Minnesota didn't let Johnson, or any other receivers, take the top off the defense. Instead, the Lions went with quick, short passes to beat the Vikings underneath with the secondary dropping back. The biggest blow was the screen Reggie Bush took 77 yards for a touchdown, breaking through the middle of the Minnesota defense untouched. The two running backs, Bush and Joique Bell, combined for nine catches and 168 yards. Linebacker Erin Henderson intercepted Stafford on a pass that defensive tackle Fred Evans tipped at the line, but the Lions' passing game again had its way against the Vikings.
Run defense: C-Minus

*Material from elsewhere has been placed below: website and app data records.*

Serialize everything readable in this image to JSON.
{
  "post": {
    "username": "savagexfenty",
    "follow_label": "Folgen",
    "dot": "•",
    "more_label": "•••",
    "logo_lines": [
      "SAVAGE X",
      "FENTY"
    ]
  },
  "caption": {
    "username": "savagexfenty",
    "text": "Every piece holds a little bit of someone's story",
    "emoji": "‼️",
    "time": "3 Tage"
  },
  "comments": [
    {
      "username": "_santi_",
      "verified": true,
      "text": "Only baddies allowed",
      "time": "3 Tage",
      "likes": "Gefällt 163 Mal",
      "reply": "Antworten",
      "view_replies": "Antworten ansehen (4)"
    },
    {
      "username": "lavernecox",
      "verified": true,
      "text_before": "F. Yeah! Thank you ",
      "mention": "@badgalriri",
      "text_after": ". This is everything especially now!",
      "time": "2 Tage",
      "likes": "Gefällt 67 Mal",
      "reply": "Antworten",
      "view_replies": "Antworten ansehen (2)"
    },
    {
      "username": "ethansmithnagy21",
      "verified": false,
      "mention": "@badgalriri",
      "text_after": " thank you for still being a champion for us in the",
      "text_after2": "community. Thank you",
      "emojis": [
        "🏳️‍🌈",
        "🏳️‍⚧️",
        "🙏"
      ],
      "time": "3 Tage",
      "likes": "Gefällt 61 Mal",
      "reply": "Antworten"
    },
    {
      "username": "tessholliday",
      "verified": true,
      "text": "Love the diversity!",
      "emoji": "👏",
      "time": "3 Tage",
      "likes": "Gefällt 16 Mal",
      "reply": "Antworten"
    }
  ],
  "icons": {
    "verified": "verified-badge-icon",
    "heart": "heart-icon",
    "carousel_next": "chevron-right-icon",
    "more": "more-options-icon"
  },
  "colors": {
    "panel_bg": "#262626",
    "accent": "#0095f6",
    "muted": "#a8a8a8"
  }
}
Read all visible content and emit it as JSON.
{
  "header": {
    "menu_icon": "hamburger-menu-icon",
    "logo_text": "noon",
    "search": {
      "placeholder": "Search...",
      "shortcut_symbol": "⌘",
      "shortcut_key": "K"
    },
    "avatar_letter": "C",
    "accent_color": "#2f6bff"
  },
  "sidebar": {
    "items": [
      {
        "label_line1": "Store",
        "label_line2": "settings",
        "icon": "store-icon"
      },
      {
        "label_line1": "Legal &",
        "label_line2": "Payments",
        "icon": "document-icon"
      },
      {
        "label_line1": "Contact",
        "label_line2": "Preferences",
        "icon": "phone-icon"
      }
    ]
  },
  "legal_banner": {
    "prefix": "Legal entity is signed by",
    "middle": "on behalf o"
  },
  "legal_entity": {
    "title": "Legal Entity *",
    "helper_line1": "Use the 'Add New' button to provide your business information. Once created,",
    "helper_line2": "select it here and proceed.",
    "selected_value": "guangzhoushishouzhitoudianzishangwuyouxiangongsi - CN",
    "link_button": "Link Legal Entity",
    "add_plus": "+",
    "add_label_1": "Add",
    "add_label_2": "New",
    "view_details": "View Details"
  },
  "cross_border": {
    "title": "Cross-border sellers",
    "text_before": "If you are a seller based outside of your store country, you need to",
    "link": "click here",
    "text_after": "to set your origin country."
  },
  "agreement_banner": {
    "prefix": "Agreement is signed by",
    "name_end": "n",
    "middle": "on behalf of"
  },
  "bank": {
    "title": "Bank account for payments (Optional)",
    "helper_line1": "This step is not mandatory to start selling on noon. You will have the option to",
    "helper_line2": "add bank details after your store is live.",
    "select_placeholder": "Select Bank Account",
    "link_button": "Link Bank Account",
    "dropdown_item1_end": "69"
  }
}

The biggest surprise, defensively, for Minnesota was the inability to stop Detroit on the ground. Without stalwart defensive tackle Kevin Williams in the middle, the Vikings were beaten repeatedly along the line and were exploited in the middle of the defense without Williams, with Evans, Letroy Guion and Sharrif Floyd trying to hold inside and new middle linebacker Erin Henderson caught out of position.
Bush had 21 carries for 90 yards for a 4.3 yard-per-carry average. Bell averaged 4.2 yards per carry, with six carries for 25 yards. Bell also finished the drives for Bush, who was stopped at the 1-yard line twice, with two touchdowns. Detroit hasn't been known for a running attack or the ability to pound the ball up the middle, but Bush shined in his first game for the Lions and the Vikings missed Williams in run support.
Special teams: C
Kicker Blair Walsh had another flawless outing. He converted his only field goal, staying perfect from 50-plus yards in his career with a 52-yard field goal. He also had touchbacks on all five of his kickoffs. Rookie kickoff returner Cordarrelle Patterson didn't have many chances. He returned two kicks from deep in the end zone and finished with a 27-yard average.
Rookie punter Jeff Locke struggled a bit in his first game. He had five punts for a 42.2-yard average with a long of 54 yards. But Locke didn't appear to have the hang time he's known for and Detroit returner Michael Spurlock had the chance to return each of the punts. Locke's first punt went only 36 gross yards and Spurlock returned it eight yards. Locke finished with a 34.8 yard net average.
The biggest concern for Minnesota has to involve Ponder and the turnovers. The Vikings have stressed being turnover-free on offense and letting Peterson lead the way. Ponder was charged with all four of the team's turnovers -- Detroit had two turnovers -- with a fumbled handoff being charged to the quarterback. Ponder was tripped up by guard Brandon Fusco as he backpedaled and Peterson never cleanly got the ball from Ponder. Ponder was nearly intercepted one other time and almost had two interceptions that might have been returned for touchdowns.
Minnesota will have things to clean up, particularly in the middle of the defense. But as the coaches stress, the Vikings need to win the turnover battle and the records support their theory. Minnesota was a minus-2 in turnovers on Sunday and couldn't capitalize on the many chances and mistakes by Detroit. With a road game next week at Chicago, where they usually struggle, the Vikings could be in a precarious situation already.